**Try it**
Every line below that includes the word "tagline" needs to be copied.

Extracted entries section start

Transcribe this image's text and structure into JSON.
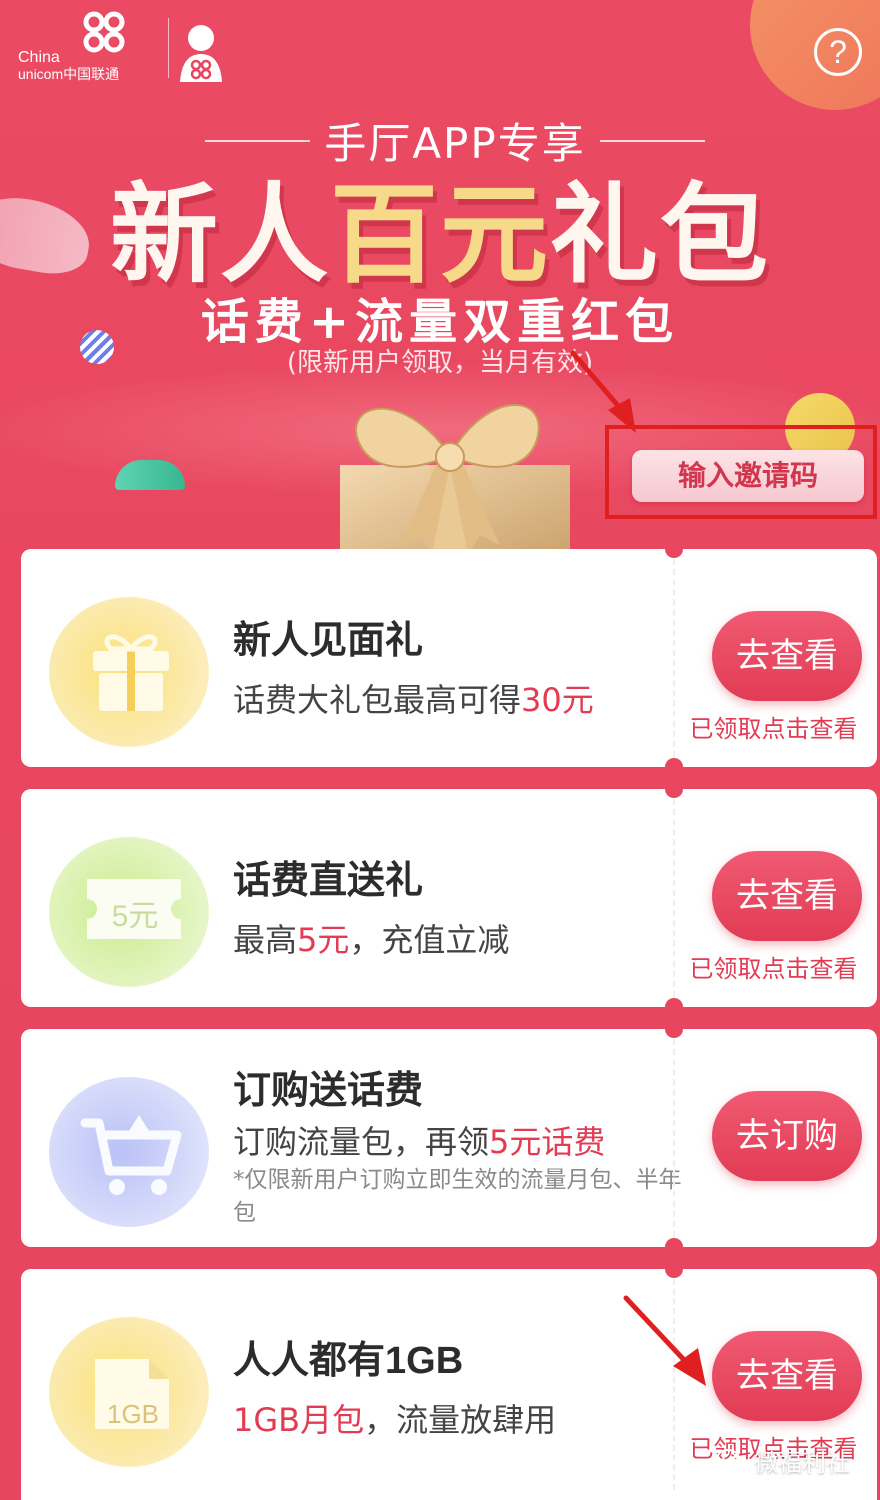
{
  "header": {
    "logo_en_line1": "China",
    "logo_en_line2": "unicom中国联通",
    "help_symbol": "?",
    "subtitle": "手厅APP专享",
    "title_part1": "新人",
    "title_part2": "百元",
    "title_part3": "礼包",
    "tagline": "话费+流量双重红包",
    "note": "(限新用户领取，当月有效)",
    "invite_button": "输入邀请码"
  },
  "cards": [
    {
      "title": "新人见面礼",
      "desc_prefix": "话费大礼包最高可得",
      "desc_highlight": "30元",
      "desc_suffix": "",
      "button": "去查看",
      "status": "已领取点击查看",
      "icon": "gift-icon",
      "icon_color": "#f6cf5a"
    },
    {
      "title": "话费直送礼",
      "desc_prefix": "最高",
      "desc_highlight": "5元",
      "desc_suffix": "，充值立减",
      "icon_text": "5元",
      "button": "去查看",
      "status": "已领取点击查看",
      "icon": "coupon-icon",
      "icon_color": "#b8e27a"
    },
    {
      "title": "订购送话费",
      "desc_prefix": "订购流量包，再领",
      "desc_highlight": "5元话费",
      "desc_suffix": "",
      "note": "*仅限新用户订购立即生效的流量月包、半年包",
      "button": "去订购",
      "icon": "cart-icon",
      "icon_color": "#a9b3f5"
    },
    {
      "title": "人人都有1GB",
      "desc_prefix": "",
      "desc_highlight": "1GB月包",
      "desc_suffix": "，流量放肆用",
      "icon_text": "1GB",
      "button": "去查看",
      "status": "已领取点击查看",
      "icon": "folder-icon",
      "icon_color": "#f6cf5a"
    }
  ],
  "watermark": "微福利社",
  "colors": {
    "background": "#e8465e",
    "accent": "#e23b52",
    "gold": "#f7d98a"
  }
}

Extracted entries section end
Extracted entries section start

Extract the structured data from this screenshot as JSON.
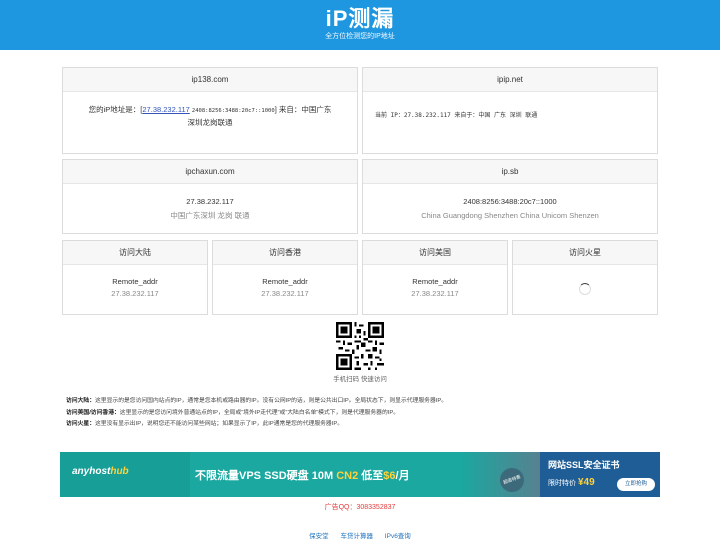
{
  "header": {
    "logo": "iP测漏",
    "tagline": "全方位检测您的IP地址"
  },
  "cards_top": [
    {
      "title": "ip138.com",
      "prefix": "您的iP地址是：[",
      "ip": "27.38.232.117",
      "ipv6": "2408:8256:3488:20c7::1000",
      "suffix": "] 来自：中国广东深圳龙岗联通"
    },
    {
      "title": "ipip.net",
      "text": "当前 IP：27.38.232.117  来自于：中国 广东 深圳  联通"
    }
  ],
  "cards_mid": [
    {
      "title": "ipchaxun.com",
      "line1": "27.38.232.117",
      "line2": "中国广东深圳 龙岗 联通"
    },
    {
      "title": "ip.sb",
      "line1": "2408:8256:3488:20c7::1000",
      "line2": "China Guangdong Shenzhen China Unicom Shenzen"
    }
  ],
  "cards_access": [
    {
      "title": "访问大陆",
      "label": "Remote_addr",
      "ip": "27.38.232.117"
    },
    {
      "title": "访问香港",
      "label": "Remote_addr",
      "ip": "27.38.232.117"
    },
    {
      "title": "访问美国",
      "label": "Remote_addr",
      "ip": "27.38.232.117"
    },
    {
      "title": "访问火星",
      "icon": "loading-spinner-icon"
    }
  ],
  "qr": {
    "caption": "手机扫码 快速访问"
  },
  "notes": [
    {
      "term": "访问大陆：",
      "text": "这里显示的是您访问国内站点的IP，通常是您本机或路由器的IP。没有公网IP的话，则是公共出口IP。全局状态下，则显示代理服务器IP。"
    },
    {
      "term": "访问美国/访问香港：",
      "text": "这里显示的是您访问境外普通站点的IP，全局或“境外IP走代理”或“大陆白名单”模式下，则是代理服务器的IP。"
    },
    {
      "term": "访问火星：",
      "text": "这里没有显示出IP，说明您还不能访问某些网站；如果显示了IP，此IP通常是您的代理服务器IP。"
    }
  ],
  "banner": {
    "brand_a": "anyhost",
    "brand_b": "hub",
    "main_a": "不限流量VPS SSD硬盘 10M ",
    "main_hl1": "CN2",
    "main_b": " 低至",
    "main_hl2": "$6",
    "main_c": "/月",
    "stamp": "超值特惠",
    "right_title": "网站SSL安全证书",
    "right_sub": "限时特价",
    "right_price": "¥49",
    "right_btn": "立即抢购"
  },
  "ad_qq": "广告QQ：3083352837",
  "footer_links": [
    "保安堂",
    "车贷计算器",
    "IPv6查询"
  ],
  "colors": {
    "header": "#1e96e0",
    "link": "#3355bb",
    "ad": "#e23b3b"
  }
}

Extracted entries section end
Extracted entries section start

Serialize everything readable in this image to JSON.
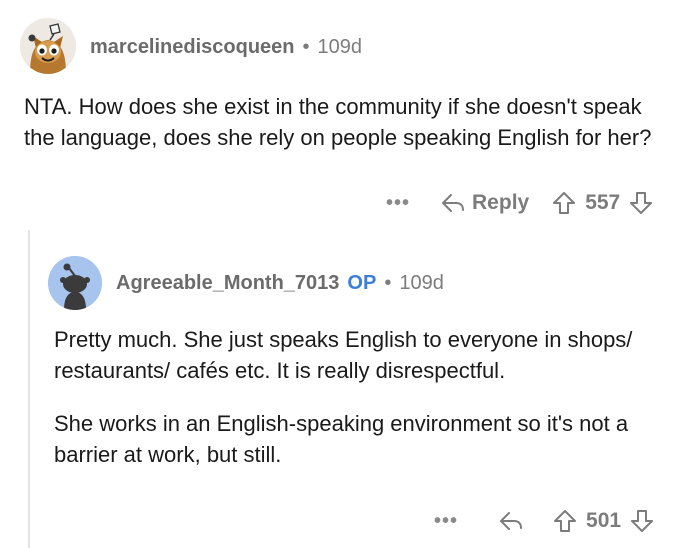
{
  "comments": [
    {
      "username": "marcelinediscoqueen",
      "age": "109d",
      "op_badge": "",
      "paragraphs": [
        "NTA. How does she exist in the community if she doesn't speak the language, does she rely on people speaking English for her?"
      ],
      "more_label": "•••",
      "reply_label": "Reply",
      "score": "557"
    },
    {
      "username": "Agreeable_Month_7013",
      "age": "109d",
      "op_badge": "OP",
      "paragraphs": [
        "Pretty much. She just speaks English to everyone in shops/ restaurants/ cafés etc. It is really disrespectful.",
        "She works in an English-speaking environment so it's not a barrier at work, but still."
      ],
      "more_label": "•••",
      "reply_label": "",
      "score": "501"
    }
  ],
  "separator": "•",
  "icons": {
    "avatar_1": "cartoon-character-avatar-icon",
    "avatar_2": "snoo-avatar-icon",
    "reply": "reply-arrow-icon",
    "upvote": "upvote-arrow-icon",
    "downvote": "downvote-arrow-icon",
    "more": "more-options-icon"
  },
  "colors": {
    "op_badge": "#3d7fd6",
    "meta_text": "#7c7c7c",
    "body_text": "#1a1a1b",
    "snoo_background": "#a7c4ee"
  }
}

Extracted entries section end

**Completed task**
    "tagline": "话费+流量双重红包",
    "tagline": "全方位检测您的IP地址"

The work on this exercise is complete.